Oymyakon, a rural village in the eastern Russian region of Yakutia, is one of the coldest inhabited spots in the world. While some schools in the U.S. cancel classes as temperatures approach zero, schools in Oymyakon remain open in -40°F weather. But recently temperatures in the region have dropped too low even for seasoned locals to handle. As AP reports, the chill, which hit -88.6°F on January 16, is cold enough to break thermometers and freeze eyelashes.

Photos shared by residents on social media show the mercury in thermometers hovering at -70°F, the lowest temperature some are built to measure. When thermometers fail, people in Oymyakon have other ways of gauging the cold. Their uncovered eyelashes can freeze upon stepping outside. Hot water tossed in the air will also turn to snow before hitting the ground.

To Oymyakon's 500-odd citizens, the most recent cold snap is nothing out of the ordinary. Temperatures are perpetually below freezing there from late October to mid-May, and average temperatures for the winter months frequently reach −58 °F. On Tuesday, residents were advised to stay inside and stay as warm as possible. Of course, that directive wasn't enough to stop some adventurous locals from sneaking outside for selfies.

[h/t AP]

nextArticle.image_alt|e
Anish Kapoor Descension, 2014 Brooklyn Bridge Park, New York, 2017
iStock
arrow
travel
Even in Real Time, the Northern Lights Look Like a Beautiful Timelapse Video
iStock
iStock

Nothing compares to seeing the Northern Lights in person, but this video shared by The Kid Should See This is a pretty decent substitute. Though it may look like a timelapse, the footage hasn’t been altered or sped up at all. The undulating green lights you see below are what the aurora borealis looks like in real time.

Astro-photographer Kwon O Chul captured the footage of the meteorological phenomenon in Canada’s Northwest Territories in March 2013. The setting, the Aurora Village in Yellowknife, is a popular destination for tourists coming to see the Northern Lights up close. In the video, you can see how the camp’s glowing teepees complement the colorful ribbon of lights above.

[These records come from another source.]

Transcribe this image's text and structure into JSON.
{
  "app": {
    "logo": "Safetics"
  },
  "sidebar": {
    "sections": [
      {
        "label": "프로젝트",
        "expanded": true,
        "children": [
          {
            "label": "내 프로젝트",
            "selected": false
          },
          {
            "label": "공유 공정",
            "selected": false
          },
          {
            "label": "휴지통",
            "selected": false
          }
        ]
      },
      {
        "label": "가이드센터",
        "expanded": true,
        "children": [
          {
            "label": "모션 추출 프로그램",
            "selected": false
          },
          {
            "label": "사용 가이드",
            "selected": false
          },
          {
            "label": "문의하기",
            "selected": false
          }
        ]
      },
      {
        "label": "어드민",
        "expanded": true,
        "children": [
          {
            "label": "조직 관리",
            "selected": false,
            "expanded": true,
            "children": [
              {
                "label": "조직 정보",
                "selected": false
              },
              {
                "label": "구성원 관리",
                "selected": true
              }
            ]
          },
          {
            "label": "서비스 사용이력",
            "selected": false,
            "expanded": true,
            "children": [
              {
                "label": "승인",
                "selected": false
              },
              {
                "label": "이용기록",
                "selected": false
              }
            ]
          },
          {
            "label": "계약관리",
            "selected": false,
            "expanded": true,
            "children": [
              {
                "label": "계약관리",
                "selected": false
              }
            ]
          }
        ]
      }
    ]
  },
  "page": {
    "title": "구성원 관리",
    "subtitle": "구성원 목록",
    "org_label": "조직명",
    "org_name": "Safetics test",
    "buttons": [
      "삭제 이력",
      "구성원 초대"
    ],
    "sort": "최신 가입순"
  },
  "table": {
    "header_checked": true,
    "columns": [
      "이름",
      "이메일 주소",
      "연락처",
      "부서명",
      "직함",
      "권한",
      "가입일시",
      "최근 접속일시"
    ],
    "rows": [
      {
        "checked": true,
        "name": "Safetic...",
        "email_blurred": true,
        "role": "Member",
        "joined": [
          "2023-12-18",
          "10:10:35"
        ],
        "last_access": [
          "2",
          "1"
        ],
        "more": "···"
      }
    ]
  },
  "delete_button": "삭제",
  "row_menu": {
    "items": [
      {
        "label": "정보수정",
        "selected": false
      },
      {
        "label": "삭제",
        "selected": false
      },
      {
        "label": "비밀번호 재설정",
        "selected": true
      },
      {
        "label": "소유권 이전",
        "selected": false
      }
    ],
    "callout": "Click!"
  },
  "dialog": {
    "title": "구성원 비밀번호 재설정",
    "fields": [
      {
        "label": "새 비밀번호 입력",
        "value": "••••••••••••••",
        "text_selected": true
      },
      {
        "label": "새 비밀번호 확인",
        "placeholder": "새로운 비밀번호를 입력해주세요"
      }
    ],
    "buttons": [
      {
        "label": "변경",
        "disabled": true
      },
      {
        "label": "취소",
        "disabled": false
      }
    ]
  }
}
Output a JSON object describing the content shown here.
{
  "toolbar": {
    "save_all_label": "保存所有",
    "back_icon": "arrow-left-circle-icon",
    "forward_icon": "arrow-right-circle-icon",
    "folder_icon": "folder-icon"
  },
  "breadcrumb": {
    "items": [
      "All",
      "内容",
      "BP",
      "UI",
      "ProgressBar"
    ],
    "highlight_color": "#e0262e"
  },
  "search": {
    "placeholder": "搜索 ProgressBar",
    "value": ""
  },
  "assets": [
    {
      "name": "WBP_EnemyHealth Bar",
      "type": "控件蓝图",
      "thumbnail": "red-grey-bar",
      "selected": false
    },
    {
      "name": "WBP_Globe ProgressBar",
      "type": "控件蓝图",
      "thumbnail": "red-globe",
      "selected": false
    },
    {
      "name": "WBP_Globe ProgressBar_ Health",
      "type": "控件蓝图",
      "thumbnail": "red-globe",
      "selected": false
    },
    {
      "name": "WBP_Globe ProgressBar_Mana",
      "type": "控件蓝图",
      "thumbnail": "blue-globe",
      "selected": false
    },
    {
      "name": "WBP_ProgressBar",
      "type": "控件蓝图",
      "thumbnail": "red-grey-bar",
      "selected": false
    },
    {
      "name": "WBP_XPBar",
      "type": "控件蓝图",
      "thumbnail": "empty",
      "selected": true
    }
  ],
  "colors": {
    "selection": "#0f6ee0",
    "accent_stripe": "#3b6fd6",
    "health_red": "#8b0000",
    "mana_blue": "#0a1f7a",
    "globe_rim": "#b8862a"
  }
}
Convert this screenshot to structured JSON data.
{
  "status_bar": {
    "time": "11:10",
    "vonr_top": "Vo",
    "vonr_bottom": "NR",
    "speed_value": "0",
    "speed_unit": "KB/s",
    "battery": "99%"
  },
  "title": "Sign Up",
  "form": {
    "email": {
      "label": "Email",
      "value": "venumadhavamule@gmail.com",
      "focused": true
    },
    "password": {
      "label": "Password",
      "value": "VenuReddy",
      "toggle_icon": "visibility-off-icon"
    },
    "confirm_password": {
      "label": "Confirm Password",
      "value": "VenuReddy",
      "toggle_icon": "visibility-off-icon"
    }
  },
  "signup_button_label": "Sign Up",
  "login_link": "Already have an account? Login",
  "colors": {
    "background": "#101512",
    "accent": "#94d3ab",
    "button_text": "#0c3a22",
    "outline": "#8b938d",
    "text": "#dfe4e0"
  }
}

Even if you plan your Northern Lights sightseeing trip perfectly, it’s impossible to guarantee that you’ll get a clear view of the aurora borealis on any given night, since factors like solar activity and weather conditions affect the light show’s visibility. But if you want to know what to expect when the lights are at their peak, take a look at the clip below.

You can check out more of Kwon O Chul's photography on Facebook.

[h/t The Kid Should See This]

SECTIONS

arrow
LIVE SMARTER
More from mental floss studios